There’s nothing more terrifying than a clock. For we mortals, the mere passage of time is a memento mori like no other. Yet, in the end, we may hope that the lifting of the veil of this world reveals something vastly more beautiful.
The heartache which time causes in the parents of small children is that, with each passing year, some small innocence passes away too. There is always consolation in the growing capabilities of the child, and their enthusiasm for greater responsibilities and new adventures in life, or for learning new skills. Yet innocence is the one thing that cannot be learned, only lost. Nor can it ever be recovered.
The other day, I was visiting a beautiful garden with the older children. The lady at the ticket desk kindly asked if the kids would like a kids’ map, so they could follow the fairy trail, and find all the fairy doors. I gave them an enquiring look, but my daughter frowned and said, rather sharply, “no dad, that’s only for little kids!” I understood, of course; but my heart also sank at the knowledge that our walk around the garden would be less magical than before, when every rustling leaf would send their hearts soaring with mysterious possibilities.
I often advise my kids not to try to grow up too fast, but to enjoy just being kids. Perhaps living in the countryside can help kids to stay innocent for longer. City kids tend to be more streetwise. They sometimes pick up knowledge beyond their years, or an air of cynicism, much earlier in life. When I ask other parents in our rural area why they chose to raise their kids in the countryside, they regularly say things like, “they’ll stay children for longer here”.

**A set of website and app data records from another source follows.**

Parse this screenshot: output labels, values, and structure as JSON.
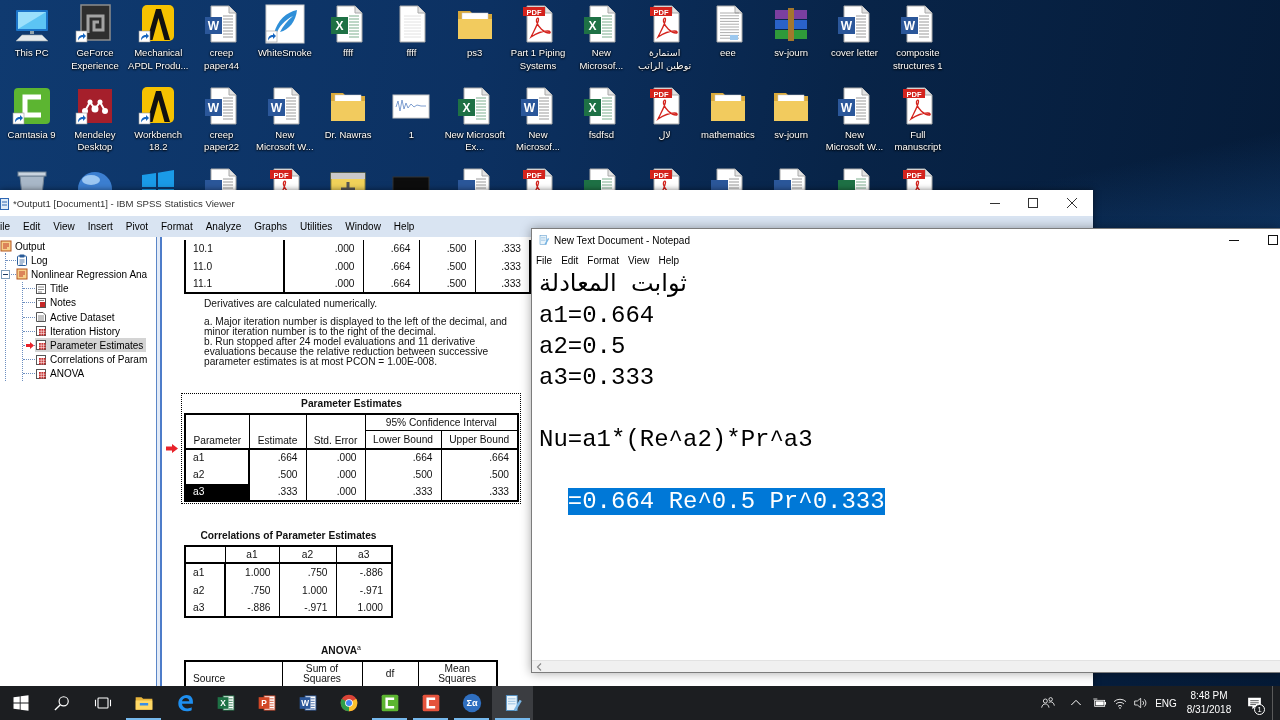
{
  "desktop": {
    "icons": [
      {
        "label": "This PC",
        "kind": "computer",
        "shortcut": false
      },
      {
        "label": "GeForce Experience",
        "kind": "geforce",
        "shortcut": true
      },
      {
        "label": "Mechanical APDL Produ...",
        "kind": "ansys",
        "shortcut": true
      },
      {
        "label": "creep paper44",
        "kind": "word",
        "badge": "W",
        "shortcut": false
      },
      {
        "label": "WhiteSmoke",
        "kind": "feather",
        "shortcut": true
      },
      {
        "label": "ffff",
        "kind": "excel",
        "badge": "X",
        "shortcut": false
      },
      {
        "label": "ffff",
        "kind": "blank",
        "shortcut": false
      },
      {
        "label": "ps3",
        "kind": "folder",
        "shortcut": false
      },
      {
        "label": "Part 1 Piping Systems",
        "kind": "pdf",
        "badge": "PDF",
        "shortcut": false
      },
      {
        "label": "New Microsof...",
        "kind": "excel",
        "badge": "X",
        "shortcut": false
      },
      {
        "label": "استمارة توطين الراتب",
        "kind": "pdf",
        "badge": "PDF",
        "shortcut": false
      },
      {
        "label": "eee",
        "kind": "scan",
        "shortcut": false
      },
      {
        "label": "sv-journ",
        "kind": "archive",
        "shortcut": false
      },
      {
        "label": "cover letter",
        "kind": "word",
        "badge": "W",
        "shortcut": false
      },
      {
        "label": "composite structures 1",
        "kind": "word",
        "badge": "W",
        "shortcut": false
      },
      {
        "label": "Camtasia 9",
        "kind": "camtasia",
        "shortcut": true
      },
      {
        "label": "Mendeley Desktop",
        "kind": "mendeley",
        "shortcut": true
      },
      {
        "label": "Workbench 18.2",
        "kind": "ansys",
        "shortcut": true
      },
      {
        "label": "creep paper22",
        "kind": "word",
        "badge": "W",
        "shortcut": false
      },
      {
        "label": "New Microsoft W...",
        "kind": "word",
        "badge": "W",
        "shortcut": false
      },
      {
        "label": "Dr. Nawras",
        "kind": "folder",
        "shortcut": false
      },
      {
        "label": "1",
        "kind": "image",
        "shortcut": false
      },
      {
        "label": "New Microsoft Ex...",
        "kind": "excel",
        "badge": "X",
        "shortcut": false
      },
      {
        "label": "New Microsof...",
        "kind": "word",
        "badge": "W",
        "shortcut": false
      },
      {
        "label": "fsdfsd",
        "kind": "excel",
        "badge": "X",
        "shortcut": false
      },
      {
        "label": "لال",
        "kind": "pdf",
        "badge": "PDF",
        "shortcut": false
      },
      {
        "label": "mathematics",
        "kind": "folder",
        "shortcut": false
      },
      {
        "label": "sv-journ",
        "kind": "folder",
        "shortcut": false
      },
      {
        "label": "New Microsoft W...",
        "kind": "word",
        "badge": "W",
        "shortcut": false
      },
      {
        "label": "Full manuscript",
        "kind": "pdf",
        "badge": "PDF",
        "shortcut": false
      }
    ],
    "covered_icons": [
      {
        "kind": "recycle"
      },
      {
        "kind": "sigma"
      },
      {
        "kind": "windows"
      },
      {
        "kind": "word"
      },
      {
        "kind": "pdf",
        "badge": "PDF"
      },
      {
        "kind": "labview"
      },
      {
        "kind": "screen"
      },
      {
        "kind": "word"
      },
      {
        "kind": "pdf",
        "badge": "PDF"
      },
      {
        "kind": "excel"
      },
      {
        "kind": "pdf",
        "badge": "PDF"
      },
      {
        "kind": "word"
      },
      {
        "kind": "word"
      },
      {
        "kind": "excel"
      },
      {
        "kind": "pdf",
        "badge": "PDF"
      }
    ]
  },
  "spss": {
    "title": "*Output1 [Document1] - IBM SPSS Statistics Viewer",
    "menu": [
      "ile",
      "Edit",
      "View",
      "Insert",
      "Pivot",
      "Format",
      "Analyze",
      "Graphs",
      "Utilities",
      "Window",
      "Help"
    ],
    "outline": [
      {
        "label": "Output",
        "kind": "book",
        "selected": false,
        "children": [
          {
            "label": "Log",
            "kind": "log",
            "selected": false
          },
          {
            "label": "Nonlinear Regression Ana",
            "kind": "book",
            "selected": false,
            "expanded": true,
            "children": [
              {
                "label": "Title",
                "kind": "title",
                "selected": false
              },
              {
                "label": "Notes",
                "kind": "notes",
                "selected": false
              },
              {
                "label": "Active Dataset",
                "kind": "dataset",
                "selected": false
              },
              {
                "label": "Iteration History",
                "kind": "table",
                "selected": false
              },
              {
                "label": "Parameter Estimates",
                "kind": "table",
                "selected": true
              },
              {
                "label": "Correlations of Param",
                "kind": "table",
                "selected": false
              },
              {
                "label": "ANOVA",
                "kind": "table",
                "selected": false
              }
            ]
          }
        ]
      }
    ],
    "tables": [
      {
        "kind": "iteration",
        "rows": [
          [
            "10.1",
            ".000",
            ".664",
            ".500",
            ".333"
          ],
          [
            "11.0",
            ".000",
            ".664",
            ".500",
            ".333"
          ],
          [
            "11.1",
            ".000",
            ".664",
            ".500",
            ".333"
          ]
        ],
        "note": "Derivatives are calculated numerically.",
        "footnotes": [
          "a. Major iteration number is displayed to the left of the decimal, and minor iteration number is to the right of the decimal.",
          "b. Run stopped after 24 model evaluations and 11 derivative evaluations because the relative reduction between successive parameter estimates is at most PCON = 1.00E-008."
        ]
      },
      {
        "kind": "estimates",
        "title": "Parameter Estimates",
        "selected": true,
        "columns": [
          "Parameter",
          "Estimate",
          "Std. Error"
        ],
        "group_header": "95% Confidence Interval",
        "group_columns": [
          "Lower Bound",
          "Upper Bound"
        ],
        "rows": [
          {
            "label": "a1",
            "selected": false,
            "values": [
              ".664",
              ".000",
              ".664",
              ".664"
            ]
          },
          {
            "label": "a2",
            "selected": false,
            "values": [
              ".500",
              ".000",
              ".500",
              ".500"
            ]
          },
          {
            "label": "a3",
            "selected": true,
            "values": [
              ".333",
              ".000",
              ".333",
              ".333"
            ]
          }
        ]
      },
      {
        "kind": "correlations",
        "title": "Correlations of Parameter Estimates",
        "selected": false,
        "columns": [
          "a1",
          "a2",
          "a3"
        ],
        "rows": [
          {
            "label": "a1",
            "values": [
              "1.000",
              ".750",
              "-.886"
            ]
          },
          {
            "label": "a2",
            "values": [
              ".750",
              "1.000",
              "-.971"
            ]
          },
          {
            "label": "a3",
            "values": [
              "-.886",
              "-.971",
              "1.000"
            ]
          }
        ]
      },
      {
        "kind": "anova",
        "title": "ANOVA$^{a}$",
        "selected": false,
        "columns": [
          "Source",
          "Sum of Squares",
          "df",
          "Mean Squares"
        ]
      }
    ]
  },
  "notepad": {
    "title": "New Text Document - Notepad",
    "menu": [
      "File",
      "Edit",
      "Format",
      "View",
      "Help"
    ],
    "text": "ثوابت المعادلة\na1=0.664\na2=0.5\na3=0.333\n\nNu=a1*(Re^a2)*Pr^a3\n\n  ",
    "selected_text": "=0.664 Re^0.5 Pr^0.333"
  },
  "taskbar": {
    "buttons": [
      {
        "kind": "start"
      },
      {
        "kind": "search"
      },
      {
        "kind": "taskview"
      }
    ],
    "apps": [
      {
        "kind": "explorer",
        "running": true,
        "active": false
      },
      {
        "kind": "edge",
        "running": false,
        "active": false
      },
      {
        "kind": "excel",
        "badge": "X",
        "running": false,
        "active": false
      },
      {
        "kind": "powerpoint",
        "badge": "P",
        "running": false,
        "active": false
      },
      {
        "kind": "word",
        "badge": "W",
        "running": false,
        "active": false
      },
      {
        "kind": "chrome",
        "running": false,
        "active": false
      },
      {
        "kind": "camtasia",
        "running": true,
        "active": false
      },
      {
        "kind": "recorder",
        "running": true,
        "active": false
      },
      {
        "kind": "sigma",
        "badge": "Σα",
        "running": true,
        "active": false
      },
      {
        "kind": "notepad",
        "running": true,
        "active": true
      }
    ],
    "tray": {
      "icons": [
        {
          "kind": "people"
        },
        {
          "kind": "chevron"
        },
        {
          "kind": "power"
        },
        {
          "kind": "wifi"
        },
        {
          "kind": "volume"
        }
      ],
      "language": "ENG",
      "time": "8:48 PM",
      "date": "8/31/2018",
      "notifications": "1"
    }
  }
}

That may well be true, although there are downsides to country life too. The older kids would love to be able to go out their door and just hang out with friends, but distance makes that impossible out in the sticks.
The idea that we parents are protecting innocence is an illusion, we are merely providing palliative care for it. Our purpose is to give innocence a comfortable and timely death. Indeed, an essential part of preparing children for life is helping them to understand its dangers, which involves depriving them of innocence. Sadly, kids need to be told about stranger danger, and the dangers of getting flattened by a car, but these things can be done in ways that are age-appropriate.
To alleviate their curiosity, we have explained to the older kids that one reason we lock the doors at night is because of the relatively rare possibility of burglars. For now, however, we can let them think of burglars as the silly characters seen in the Home Alone movies. We can still inculcate a generally positive view of humanity and life. Yet, in the end, they will come to know of the evil in the world, and that there are baddies who are far from cartoonish.
As the clock ticks inexorably down on innocence, the only defence left is the beautiful memories we can create, of happiness, nature and love during their time of innocence. Memories survive time’s ravages, living on, ever fragile – a fragment of time caught in the mind of the one who remembers.
When I look through the photographs of the children’s childhoods, I can feel some satisfaction that we have accomplished something important as parents. Even as their memories fade, there is a lasting visual legacy. High definition proof of their happy innocence, and all the fun and joy of a childhood spent suffused in the love of friends and family. Let that love stay with them, and keep them strong, so they may go happily out into a world that grows stranger by the day.